As soon as you cross the finish line, you get a volunteer who gives you your medal and their job is basically to help guide you thru the finishing area and determine if you need medical attention. I got my medal, my finishers t-shirt, a hat, and made my way to take my finisher’s photo. You can tell how excited I am (that’s not sunburn, that’s hours of hard work!):
The volunteer determined I didn’t need medical attention and I was allowed to walk on my own. I grabbed a piece of pizza – finally something that you couldn’t squeeze into your mouth! I made my way to find Justin, Jean, and Greg and finally change out of my kit (I can’t begin to explain to you how retched that smelled).
There is no doubt in my mind that I will do more Ironmans, there is something so indescribable about this race and the feeling of getting to that finish line 140.6 miles after you start. The people who put on these races, participate in these races, and volunteer at them are the most inspiring and amazing people I have ever been privileged enough to meet. It’s not just about having the title of Ironman, I am a different person now than I was when I signed up for this race. I have learned so many life lessons through the training and race day about determination, discipline, and the power of positive thinking.

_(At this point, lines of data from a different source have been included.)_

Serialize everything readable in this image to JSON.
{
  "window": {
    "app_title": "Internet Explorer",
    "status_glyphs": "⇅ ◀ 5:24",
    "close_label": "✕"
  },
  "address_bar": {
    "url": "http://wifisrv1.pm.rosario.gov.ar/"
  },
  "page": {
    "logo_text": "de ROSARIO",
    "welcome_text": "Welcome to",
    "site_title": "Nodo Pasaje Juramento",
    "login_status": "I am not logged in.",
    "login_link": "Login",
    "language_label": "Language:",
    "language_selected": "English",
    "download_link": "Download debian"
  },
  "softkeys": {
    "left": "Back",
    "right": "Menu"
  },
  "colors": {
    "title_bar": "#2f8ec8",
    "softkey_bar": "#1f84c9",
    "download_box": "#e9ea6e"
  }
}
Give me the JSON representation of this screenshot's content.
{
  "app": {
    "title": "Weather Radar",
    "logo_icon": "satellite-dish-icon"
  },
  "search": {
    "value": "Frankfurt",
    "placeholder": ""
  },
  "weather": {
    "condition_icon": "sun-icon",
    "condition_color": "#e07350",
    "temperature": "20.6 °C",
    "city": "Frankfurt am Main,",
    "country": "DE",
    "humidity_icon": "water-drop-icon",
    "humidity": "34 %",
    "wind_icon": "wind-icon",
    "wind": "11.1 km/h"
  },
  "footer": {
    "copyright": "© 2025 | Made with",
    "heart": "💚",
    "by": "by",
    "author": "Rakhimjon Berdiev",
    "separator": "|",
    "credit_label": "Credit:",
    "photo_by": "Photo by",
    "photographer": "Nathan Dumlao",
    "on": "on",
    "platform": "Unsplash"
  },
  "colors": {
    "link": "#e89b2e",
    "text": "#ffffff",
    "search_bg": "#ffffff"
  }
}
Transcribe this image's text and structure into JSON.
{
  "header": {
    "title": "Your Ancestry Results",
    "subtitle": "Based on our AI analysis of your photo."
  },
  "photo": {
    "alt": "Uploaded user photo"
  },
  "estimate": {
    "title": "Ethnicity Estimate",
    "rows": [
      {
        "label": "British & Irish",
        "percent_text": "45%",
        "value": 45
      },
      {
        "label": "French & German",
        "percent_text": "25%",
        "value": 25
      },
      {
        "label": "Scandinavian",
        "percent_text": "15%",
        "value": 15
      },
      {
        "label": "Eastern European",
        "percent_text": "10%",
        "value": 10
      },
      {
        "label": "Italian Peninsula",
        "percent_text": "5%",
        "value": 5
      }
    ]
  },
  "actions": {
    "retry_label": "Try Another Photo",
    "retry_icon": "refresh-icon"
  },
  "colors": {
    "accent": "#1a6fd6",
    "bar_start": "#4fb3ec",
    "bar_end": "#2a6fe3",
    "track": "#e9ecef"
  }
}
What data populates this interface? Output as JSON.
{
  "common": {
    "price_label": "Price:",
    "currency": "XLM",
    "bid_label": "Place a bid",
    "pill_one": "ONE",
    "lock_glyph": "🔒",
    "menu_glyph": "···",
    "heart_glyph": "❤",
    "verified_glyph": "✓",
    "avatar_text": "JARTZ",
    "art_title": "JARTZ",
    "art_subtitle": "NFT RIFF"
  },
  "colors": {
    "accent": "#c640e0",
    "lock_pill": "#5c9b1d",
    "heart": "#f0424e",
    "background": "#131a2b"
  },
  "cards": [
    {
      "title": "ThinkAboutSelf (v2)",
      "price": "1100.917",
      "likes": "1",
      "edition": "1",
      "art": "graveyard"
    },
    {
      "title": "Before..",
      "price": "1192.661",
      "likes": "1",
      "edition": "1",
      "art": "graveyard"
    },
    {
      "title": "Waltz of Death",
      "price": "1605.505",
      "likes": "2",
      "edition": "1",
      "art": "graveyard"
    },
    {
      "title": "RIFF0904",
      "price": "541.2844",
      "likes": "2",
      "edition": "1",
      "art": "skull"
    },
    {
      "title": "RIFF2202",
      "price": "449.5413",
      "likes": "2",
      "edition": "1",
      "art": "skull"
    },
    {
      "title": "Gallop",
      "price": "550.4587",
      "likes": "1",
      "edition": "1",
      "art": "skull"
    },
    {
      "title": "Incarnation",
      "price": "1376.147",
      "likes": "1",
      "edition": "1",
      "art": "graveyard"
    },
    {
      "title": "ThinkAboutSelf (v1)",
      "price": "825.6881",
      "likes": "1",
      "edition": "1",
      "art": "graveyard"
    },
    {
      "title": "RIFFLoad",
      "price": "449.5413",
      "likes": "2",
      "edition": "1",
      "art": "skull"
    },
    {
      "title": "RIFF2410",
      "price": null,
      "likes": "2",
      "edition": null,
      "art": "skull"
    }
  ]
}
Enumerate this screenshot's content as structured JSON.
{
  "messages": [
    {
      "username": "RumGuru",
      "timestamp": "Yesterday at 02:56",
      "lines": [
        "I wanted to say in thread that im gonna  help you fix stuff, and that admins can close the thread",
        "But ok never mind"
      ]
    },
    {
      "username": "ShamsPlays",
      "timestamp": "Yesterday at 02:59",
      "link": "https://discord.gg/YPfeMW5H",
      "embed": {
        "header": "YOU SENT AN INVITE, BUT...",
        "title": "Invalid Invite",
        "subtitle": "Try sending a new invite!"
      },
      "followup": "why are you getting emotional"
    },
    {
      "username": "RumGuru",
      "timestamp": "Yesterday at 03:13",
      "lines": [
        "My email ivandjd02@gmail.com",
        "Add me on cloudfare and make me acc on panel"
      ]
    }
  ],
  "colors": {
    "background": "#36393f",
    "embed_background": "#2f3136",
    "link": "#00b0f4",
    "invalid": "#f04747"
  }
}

I have to end with a big thanks to everyone who encouraged me the past 8 months, asked how my training was going, excused my absence from social functions, and always listened to my nutty tales of training. This experience wouldn’t have been possible without everyone’s support. Particularly huge thank you to Justin and Tristen…Justin – you got me into this mess and Tristen – you helped me get out of this mess! But seriously, without you two I wouldn’t have made it thru the tough patches, the early mornings, the cold nights, the sore body, but I also would have missed out on all the happiness that this journey has brought into my life. I used to say that everyone should run a marathon because you learn so much about yourself during those 26.2 miles. I still believe that, but if you really want to learn what you are made of, I can’t think of any other one day endurance event that will be as inspiring, tough, and worth it as this was.